### WHAT TO PRODUCE
Tally every line of the material that includes "Lunch", then give the tally and nothing else.

### STORED DATA
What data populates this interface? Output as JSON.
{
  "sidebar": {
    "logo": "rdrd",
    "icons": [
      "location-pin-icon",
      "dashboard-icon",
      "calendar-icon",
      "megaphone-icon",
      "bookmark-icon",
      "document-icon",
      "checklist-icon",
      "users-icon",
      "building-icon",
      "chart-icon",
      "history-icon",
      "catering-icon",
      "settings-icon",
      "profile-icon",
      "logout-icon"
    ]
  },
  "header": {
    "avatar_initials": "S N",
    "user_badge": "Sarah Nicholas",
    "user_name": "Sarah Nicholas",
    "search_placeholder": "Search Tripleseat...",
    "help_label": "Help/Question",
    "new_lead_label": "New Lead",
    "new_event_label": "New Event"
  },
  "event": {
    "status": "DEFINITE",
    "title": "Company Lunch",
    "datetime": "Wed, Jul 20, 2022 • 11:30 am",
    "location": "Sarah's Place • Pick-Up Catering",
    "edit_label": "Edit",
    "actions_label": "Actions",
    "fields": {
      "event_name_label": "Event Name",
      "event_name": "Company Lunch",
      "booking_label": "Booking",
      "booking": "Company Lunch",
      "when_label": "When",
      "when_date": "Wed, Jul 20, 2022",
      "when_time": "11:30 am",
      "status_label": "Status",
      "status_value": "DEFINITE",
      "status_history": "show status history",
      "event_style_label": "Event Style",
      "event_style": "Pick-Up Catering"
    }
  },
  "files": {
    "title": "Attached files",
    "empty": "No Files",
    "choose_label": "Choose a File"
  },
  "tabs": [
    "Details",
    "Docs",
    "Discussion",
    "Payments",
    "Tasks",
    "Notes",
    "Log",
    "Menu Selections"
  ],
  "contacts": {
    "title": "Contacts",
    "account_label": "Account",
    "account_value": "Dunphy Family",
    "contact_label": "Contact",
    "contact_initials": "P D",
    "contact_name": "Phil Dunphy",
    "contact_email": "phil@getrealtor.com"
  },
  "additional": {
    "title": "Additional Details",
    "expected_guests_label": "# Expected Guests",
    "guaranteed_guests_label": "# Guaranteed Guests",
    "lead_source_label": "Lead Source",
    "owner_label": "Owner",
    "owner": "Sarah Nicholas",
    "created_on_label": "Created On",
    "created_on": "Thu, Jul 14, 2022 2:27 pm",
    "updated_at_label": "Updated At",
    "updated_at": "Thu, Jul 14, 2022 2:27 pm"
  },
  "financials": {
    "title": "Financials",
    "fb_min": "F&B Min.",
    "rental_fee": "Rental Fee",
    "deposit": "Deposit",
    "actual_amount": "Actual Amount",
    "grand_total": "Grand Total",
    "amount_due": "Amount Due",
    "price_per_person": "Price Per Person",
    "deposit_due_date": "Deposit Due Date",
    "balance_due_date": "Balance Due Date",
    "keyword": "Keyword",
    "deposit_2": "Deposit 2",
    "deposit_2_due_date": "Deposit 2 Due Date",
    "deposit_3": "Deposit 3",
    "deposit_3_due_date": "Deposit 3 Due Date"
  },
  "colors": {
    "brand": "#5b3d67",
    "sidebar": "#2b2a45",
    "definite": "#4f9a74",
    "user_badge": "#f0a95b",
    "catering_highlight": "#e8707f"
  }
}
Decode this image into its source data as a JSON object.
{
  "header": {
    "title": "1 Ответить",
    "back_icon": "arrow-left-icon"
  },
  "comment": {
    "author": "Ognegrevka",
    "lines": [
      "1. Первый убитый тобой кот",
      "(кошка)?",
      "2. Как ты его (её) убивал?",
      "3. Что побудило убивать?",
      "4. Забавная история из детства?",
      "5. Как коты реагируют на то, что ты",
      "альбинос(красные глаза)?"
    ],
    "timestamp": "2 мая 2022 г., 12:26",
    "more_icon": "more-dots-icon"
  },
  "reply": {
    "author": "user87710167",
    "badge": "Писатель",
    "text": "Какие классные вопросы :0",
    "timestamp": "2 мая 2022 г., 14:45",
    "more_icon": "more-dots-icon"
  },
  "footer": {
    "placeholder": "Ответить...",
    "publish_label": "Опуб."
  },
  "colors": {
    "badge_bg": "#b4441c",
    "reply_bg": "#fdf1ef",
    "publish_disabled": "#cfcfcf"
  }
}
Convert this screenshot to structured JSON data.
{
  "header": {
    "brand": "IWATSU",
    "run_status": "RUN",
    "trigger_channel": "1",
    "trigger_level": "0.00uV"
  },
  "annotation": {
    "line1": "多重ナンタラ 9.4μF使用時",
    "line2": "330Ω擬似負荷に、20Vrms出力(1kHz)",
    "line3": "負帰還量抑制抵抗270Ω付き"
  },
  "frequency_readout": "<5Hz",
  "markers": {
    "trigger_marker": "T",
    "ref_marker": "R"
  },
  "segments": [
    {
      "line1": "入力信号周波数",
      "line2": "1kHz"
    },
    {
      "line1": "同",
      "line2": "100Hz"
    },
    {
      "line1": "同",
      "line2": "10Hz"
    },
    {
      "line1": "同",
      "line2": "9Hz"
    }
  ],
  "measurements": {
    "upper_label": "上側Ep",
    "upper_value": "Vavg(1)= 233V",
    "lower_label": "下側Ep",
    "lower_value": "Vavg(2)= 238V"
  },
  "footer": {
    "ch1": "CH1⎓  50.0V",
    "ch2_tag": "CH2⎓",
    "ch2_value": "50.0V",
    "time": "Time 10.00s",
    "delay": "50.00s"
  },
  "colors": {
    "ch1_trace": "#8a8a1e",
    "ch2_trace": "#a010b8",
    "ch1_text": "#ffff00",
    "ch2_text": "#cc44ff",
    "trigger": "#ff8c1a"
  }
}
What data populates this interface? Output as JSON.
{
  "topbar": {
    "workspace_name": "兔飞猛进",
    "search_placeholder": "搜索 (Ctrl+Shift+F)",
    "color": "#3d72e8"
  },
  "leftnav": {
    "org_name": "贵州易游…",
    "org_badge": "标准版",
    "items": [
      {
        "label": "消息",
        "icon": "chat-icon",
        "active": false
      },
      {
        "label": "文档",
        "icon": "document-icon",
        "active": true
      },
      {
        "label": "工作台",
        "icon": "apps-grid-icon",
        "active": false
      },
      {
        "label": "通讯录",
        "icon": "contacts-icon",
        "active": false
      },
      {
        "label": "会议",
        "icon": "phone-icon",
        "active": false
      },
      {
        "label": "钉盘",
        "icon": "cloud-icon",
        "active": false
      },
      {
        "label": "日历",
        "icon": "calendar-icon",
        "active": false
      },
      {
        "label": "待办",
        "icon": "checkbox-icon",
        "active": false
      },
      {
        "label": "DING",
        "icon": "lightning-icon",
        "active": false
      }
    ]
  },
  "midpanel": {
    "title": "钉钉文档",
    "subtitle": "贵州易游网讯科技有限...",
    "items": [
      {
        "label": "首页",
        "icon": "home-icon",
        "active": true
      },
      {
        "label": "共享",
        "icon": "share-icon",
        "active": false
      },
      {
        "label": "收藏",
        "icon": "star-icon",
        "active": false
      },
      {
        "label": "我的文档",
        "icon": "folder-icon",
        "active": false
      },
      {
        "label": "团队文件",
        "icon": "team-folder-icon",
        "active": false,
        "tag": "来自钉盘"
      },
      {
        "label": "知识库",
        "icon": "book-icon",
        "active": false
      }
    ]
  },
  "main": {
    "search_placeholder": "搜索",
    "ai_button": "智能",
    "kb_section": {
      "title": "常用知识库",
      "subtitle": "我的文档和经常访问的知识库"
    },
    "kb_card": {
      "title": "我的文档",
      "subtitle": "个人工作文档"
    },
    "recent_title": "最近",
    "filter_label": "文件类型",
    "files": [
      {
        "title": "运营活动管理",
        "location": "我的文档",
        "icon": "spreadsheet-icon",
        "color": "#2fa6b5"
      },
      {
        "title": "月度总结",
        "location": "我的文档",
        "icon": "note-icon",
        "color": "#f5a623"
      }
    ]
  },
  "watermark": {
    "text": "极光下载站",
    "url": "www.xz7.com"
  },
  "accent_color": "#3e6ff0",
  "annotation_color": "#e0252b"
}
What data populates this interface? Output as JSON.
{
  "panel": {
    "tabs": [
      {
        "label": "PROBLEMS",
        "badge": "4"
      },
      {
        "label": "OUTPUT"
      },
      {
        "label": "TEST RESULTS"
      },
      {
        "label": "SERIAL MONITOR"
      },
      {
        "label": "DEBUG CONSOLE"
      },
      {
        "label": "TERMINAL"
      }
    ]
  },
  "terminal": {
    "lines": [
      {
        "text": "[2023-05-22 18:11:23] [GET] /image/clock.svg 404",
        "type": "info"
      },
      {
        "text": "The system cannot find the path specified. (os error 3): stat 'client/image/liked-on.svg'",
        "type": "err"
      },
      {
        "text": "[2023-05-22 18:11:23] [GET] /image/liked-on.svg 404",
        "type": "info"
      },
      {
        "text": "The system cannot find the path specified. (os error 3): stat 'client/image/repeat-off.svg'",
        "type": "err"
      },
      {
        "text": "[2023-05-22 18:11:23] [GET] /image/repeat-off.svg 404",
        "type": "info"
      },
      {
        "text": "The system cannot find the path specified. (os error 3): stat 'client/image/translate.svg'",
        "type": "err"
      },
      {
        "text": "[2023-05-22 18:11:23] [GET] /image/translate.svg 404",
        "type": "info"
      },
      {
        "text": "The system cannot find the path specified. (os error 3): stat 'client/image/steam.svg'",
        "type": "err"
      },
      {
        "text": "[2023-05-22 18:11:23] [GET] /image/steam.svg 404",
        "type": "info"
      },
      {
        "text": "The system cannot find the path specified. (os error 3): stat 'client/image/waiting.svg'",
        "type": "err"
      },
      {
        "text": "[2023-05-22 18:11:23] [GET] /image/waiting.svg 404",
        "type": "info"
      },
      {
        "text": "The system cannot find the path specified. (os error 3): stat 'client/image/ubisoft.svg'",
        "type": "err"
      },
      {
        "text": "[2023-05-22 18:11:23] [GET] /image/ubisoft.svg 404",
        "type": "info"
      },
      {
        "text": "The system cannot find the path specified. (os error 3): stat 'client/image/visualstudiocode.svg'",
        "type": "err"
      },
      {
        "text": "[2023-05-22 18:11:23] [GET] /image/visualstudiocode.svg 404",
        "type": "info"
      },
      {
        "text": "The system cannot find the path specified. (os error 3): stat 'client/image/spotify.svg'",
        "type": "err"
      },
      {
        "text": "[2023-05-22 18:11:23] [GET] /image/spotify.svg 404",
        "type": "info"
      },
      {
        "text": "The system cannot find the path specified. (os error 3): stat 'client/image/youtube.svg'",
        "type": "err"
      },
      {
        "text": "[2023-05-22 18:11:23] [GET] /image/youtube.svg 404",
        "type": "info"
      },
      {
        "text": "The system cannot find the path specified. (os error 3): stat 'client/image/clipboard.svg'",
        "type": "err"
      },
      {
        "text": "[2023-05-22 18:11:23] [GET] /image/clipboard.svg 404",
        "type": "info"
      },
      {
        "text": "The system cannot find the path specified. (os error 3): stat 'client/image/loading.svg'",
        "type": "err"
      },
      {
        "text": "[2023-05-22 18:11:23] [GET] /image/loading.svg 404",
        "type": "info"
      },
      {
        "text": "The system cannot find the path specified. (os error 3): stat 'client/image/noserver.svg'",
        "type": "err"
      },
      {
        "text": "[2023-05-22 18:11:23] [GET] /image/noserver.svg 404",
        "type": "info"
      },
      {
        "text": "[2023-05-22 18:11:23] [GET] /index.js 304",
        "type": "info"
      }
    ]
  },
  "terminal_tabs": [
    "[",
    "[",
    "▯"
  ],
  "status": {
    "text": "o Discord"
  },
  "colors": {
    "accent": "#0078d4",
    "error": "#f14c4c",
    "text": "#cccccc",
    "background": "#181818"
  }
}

### ANSWER SPACE
3